The American Cancer Society reports that postmenopausal women with BRCA gene mutations can reduce their risk of ovarian cancer by 85–90% and of breast cancer by 50% with a risk-reducing salpingo-oophorectomy.

If a person undergoes this surgery before menopause, it results in infertility and early menopause. In this case, doctors tend to only recommend it for people who do not wish to conceive.

After the procedure, there is still a small risk of ovarian cancer developing in the peritoneum.

The CDC notes that most people have a very small risk of ovarian cancer. And for this group, the protective factors above have a very limited impact on their risk.

People should discuss their risk and the relative benefits of protective factors with a doctor before making a decision.

The National Cancer Institute, meanwhile, reports a lack of evidence that any of the following factors influence ovarian cancer risk:

The outlook for someone with ovarian cancer depends on several factors, including how early doctors detected it. Doctors only detect this cancer at an early stage in 20% of cases.

The outlook also depends on the location and spread of the tumor.

Most people with ovarian cancer live for at least 5 years after the diagnosis.

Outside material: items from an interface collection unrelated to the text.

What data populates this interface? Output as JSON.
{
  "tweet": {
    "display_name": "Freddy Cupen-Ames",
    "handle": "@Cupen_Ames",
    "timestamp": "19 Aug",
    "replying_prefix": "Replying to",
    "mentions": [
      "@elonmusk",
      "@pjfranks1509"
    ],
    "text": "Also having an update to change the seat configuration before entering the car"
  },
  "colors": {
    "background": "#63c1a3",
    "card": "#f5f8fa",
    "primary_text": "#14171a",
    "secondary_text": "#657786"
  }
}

According to the American Cancer Society, the 5-year survival rates are:

  • 93–98% for localized cases, in which the tumor has not spread
  • 75–94% for regional cases, in which the tumor has spread to areas near the ovaries
  • 31–73% for distant cases, in which the tumor has spread to distant areas of the body

It is worth keeping in mind that all survival rates are based on averages of past data, and they may not take into account recent advances in detection or treatment. And factors specific to each person can play an important role.

A person with ovarian cancer has several treatment options, depending on factors such as the severity of the tumor. Doctors may suggest surgery to remove cancerous tissues and chemotherapy to kill remaining cancerous cells that are difficult to remove through surgery.

Learn more about ovarian cancer treatment here.

Anyone with symptoms of ovarian cancer should contact a doctor.

The American Cancer Society makes no recommendations about screening for people without an increased risk or symptoms.

For people with a high risk, a doctor may recommend regular screening, such as blood tests or ultrasounds. However, the American Cancer Society states that there is no evidence that regular screening reduces the risk of dying from ovarian cancer, for those with a high risk.

It is not currently possible to prevent ovarian cancer for most people. Avoiding risk factors could help, but many of the known risk factors are unavoidable, such as genetic mutations.

Most people have a low risk of ovarian cancer, and having one or more risk factors is likely to have only a small influence on this risk.

Several protective factors can lower the risk of ovarian cancer, such as taking oral contraceptives. However, these protective factors have their own risks and may be inappropriate for some people.